Last year just before the first lockdown we went to Sri Lanka and travelled around. This was an amazing trip! We would like to share our route and some travel tips with you. A few weeks ago we already posted about the highlights and must-sees in Sri Lanka, check out this article to read more about this.
How to travel in Sri Lanka?
In Sri Lanka, you can travel by bus, taxi, car, train etc. We recommend trying different forms of transport so you can experience a couple of different facets of life in Sri Lanka. We loved travelling by train, you get to see a lot of beautiful views of surrounding nature and culture and it’s a really affordable way to travel. There are however some disadvantages as well as it’s slow to travel by train since it has a lot of stops and the trains make a lot of noise. We also took the bus, this is one of the cheapest ways to travel around and relatively fast. You may want to figure out which bus has the most comfortable seats for a reasonable price since there are a lot of different buses. The bus was… an experience, we sometimes had to stand for multiple hours and they keep cramming people in even when you think the bus is full.
The most comfortable way to travel is by car or taxi, this is not the cheapest way to travel, but it will get you from A to B fast while you’re sitting comfortably.
Day 1 Negombo
We landed at the airport in Colombo and immediately travelled to Negombo by tuk-tuk. Just outside of the airport you can make a deal with a tuk-tuk driver. You have to be assertive and confident since they will often try and make you pay more. Think of a good price and try to stick to this, we would recommend sticking to about 40 LKR per kilometer. You can even walk away and try to make this deal with another tuk-tuk driver if negotiations don’t work out. We agreed to a price with our driver and halfway there he said the route was longer than expected and asked for more. In the end, we paid the original price we had agreed on because we made a deal beforehand and we didn’t give in. If you don’t like to negotiate about the price you can also use an app to book a tuk-tuk, for example, PickMe.
Day 2-4 Anuradhapura
From Negombo, we travelled by taxi to Anuradhapura. The owner of the hostel helped us cut a deal to share a taxi with another couple staying at his hostel. We had a really nice ride there as we were talking to the other couple on the way there.
Day 5-6 Sigiriya
We travelled by bus from Anuradhapura to Sigiriya, we had to transfer one time and it only took us a few hours to get there. We went to the bus station early in the morning by tuk-tuk. Once there a local was friendly enough to help us find the right bus. Once you’re on the bus you can buy a ticket from the personnel, they’ll come to your seat to sell you the ticket. We’d recommend searching for information on which buses have air-conditioning, since not all buses are equipped with this and on a hot and busy day, you will want that air-conditioning.
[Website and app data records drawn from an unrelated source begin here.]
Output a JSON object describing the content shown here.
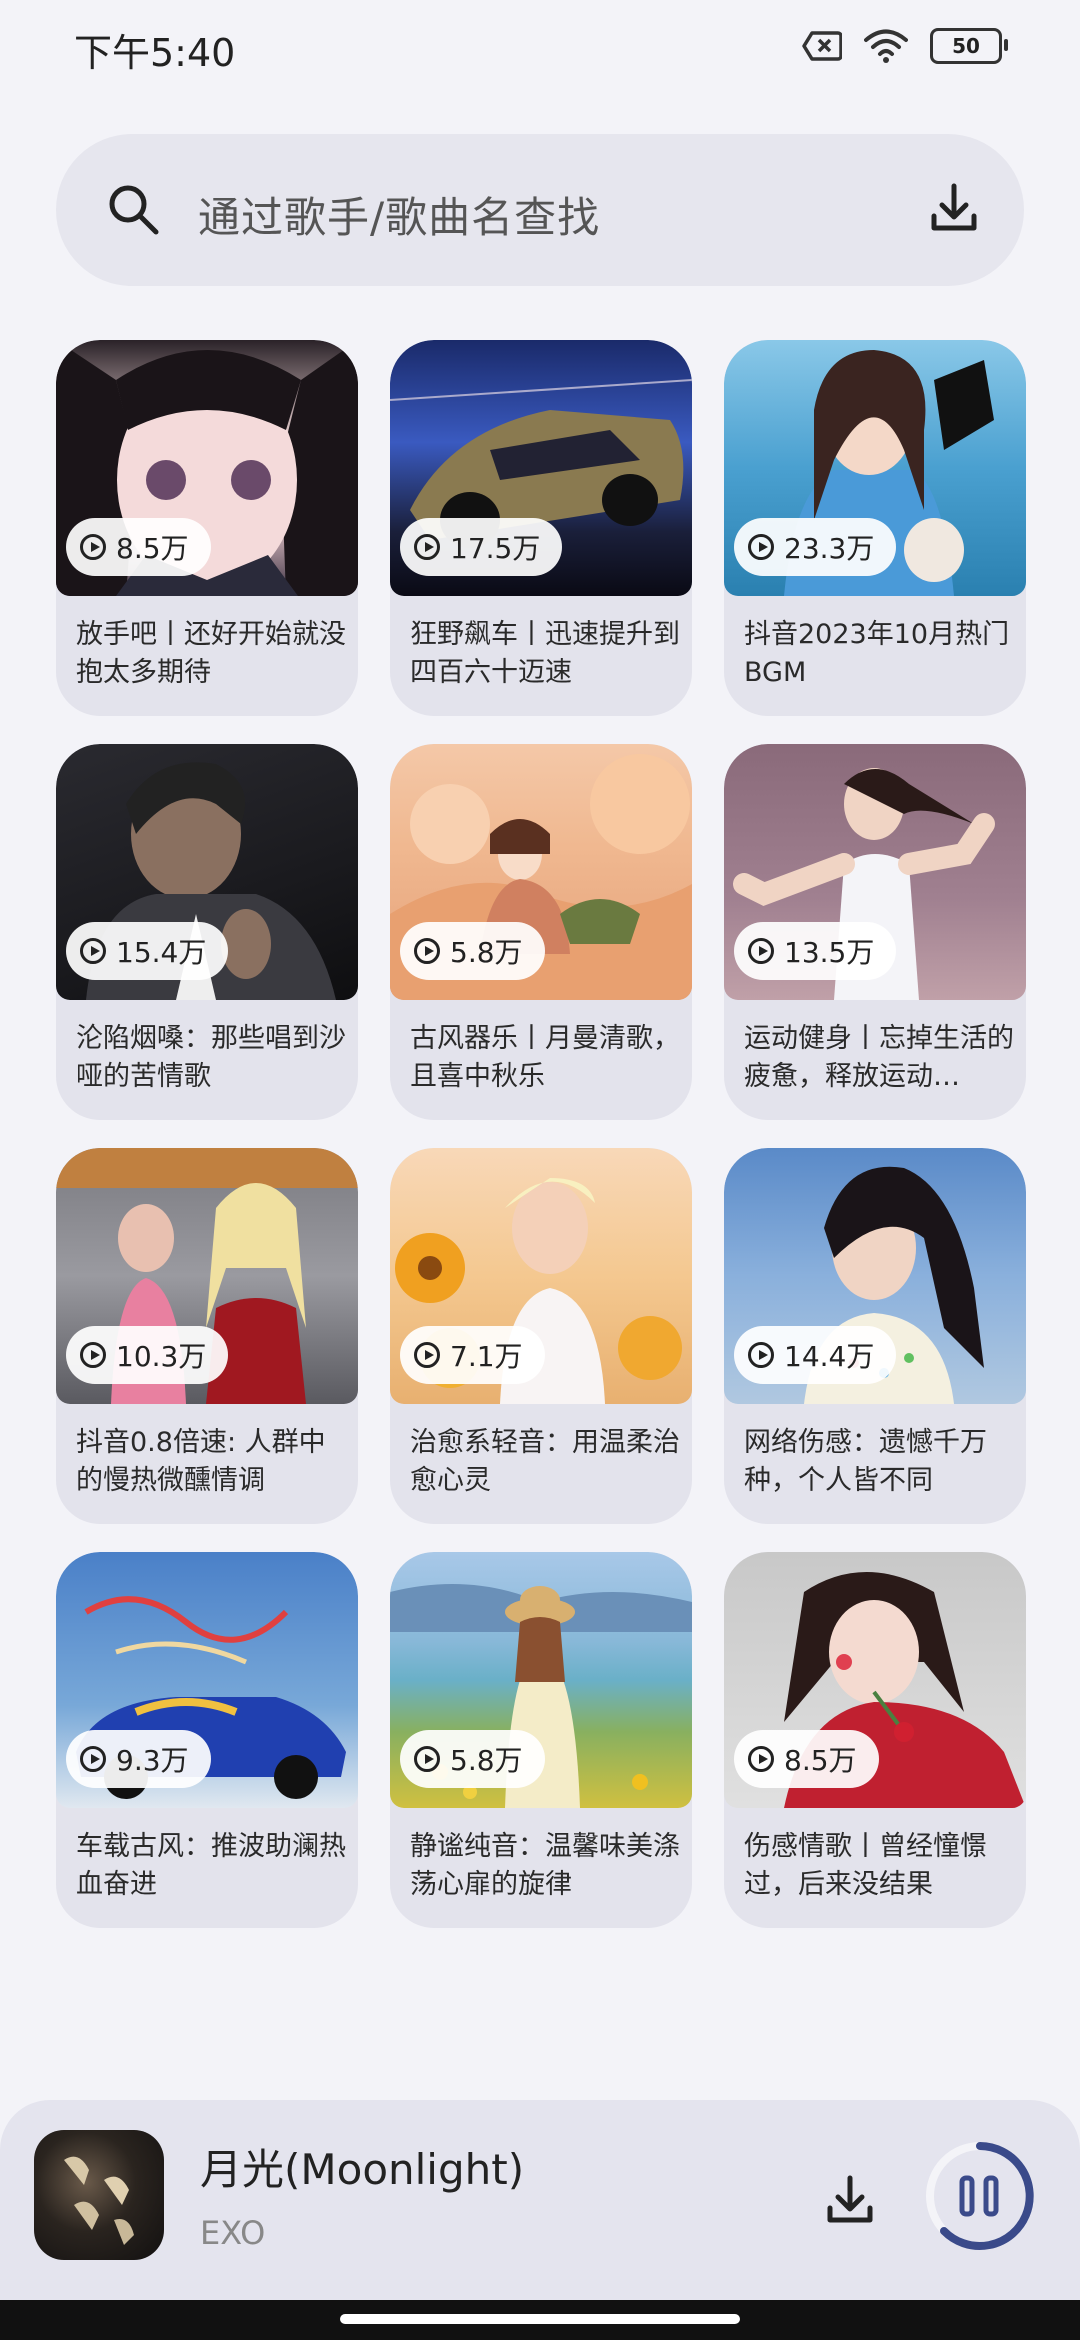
{
  "status": {
    "time": "下午5:40",
    "battery": "50"
  },
  "search": {
    "placeholder": "通过歌手/歌曲名查找"
  },
  "cards": [
    {
      "plays": "8.5万",
      "title": "放手吧丨还好开始就没抱太多期待"
    },
    {
      "plays": "17.5万",
      "title": "狂野飙车丨迅速提升到四百六十迈速"
    },
    {
      "plays": "23.3万",
      "title": "抖音2023年10月热门BGM"
    },
    {
      "plays": "15.4万",
      "title": "沦陷烟嗓：那些唱到沙哑的苦情歌"
    },
    {
      "plays": "5.8万",
      "title": "古风器乐丨月曼清歌，且喜中秋乐"
    },
    {
      "plays": "13.5万",
      "title": "运动健身丨忘掉生活的疲惫，释放运动…"
    },
    {
      "plays": "10.3万",
      "title": "抖音0.8倍速: 人群中的慢热微醺情调"
    },
    {
      "plays": "7.1万",
      "title": "治愈系轻音：用温柔治愈心灵"
    },
    {
      "plays": "14.4万",
      "title": "网络伤感：遗憾千万种，个人皆不同"
    },
    {
      "plays": "9.3万",
      "title": "车载古风：推波助澜热血奋进"
    },
    {
      "plays": "5.8万",
      "title": "静谧纯音：温馨味美涤荡心扉的旋律"
    },
    {
      "plays": "8.5万",
      "title": "伤感情歌丨曾经憧憬过，后来没结果"
    }
  ],
  "player": {
    "title": "月光(Moonlight)",
    "artist": "EXO"
  }
}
Day 7-8 Kandy
From Sigiriya we took a bus to Kandy. We had to transfer one time from a more public bus to a smaller van. We thought this van would be comfortable, but the opposite was true. We sat on folding chairs in the middle of the aisle which really hurted our backs.
Day 9-11 Ella
From Kandy we travelled by train to Ella, this was a 7-8 hour train ride, which is known as one of the most beautiful train routes in the world. We rode second class, since we could reserve a seat there. It was quiet comfortable, however the train did make a lot of noise and had a lot of stops. The third class would be the cheapest option, but you’re not able to reserve seats there, you could be unlucky and have to stand for a long time. First class is of course also an option however you actually have less freedom there so you might as well go second class as the difference is small anyway and in second class you can hang out the doors of the wagons.
Day 11-15 Mirissa
From Ella we travelled by bus to Mirissa, this was a pretty long ride for us since we had to stand for hours and it was quiet cramped in the bus. There was one bathroom break, but this was really short, which made us almost miss our bus. Fortunately we made it just in time!
Day 15-16 Galle
From Mirissa it was only a short bus ride to Galle. We had to stand for a little while before we could sit down. In some buses we had to pay extra for the backpacks and sometimes the backpacks were put in the storage space in the back of the bus. Usually if this was the case we weren’t charged for it, however if they had to sacrifice a seat for the baggage we were asked to pay for it. This was never a large amount though.
The last day we traveled back from Galle to the airport by taxi. We booked this taxi beforehand so we’d know what the price would be.
I also appreciated the amount of writing and resources that were provided. It made the information easy to understand and follow. I will definitely be sharing this post with my friends and family.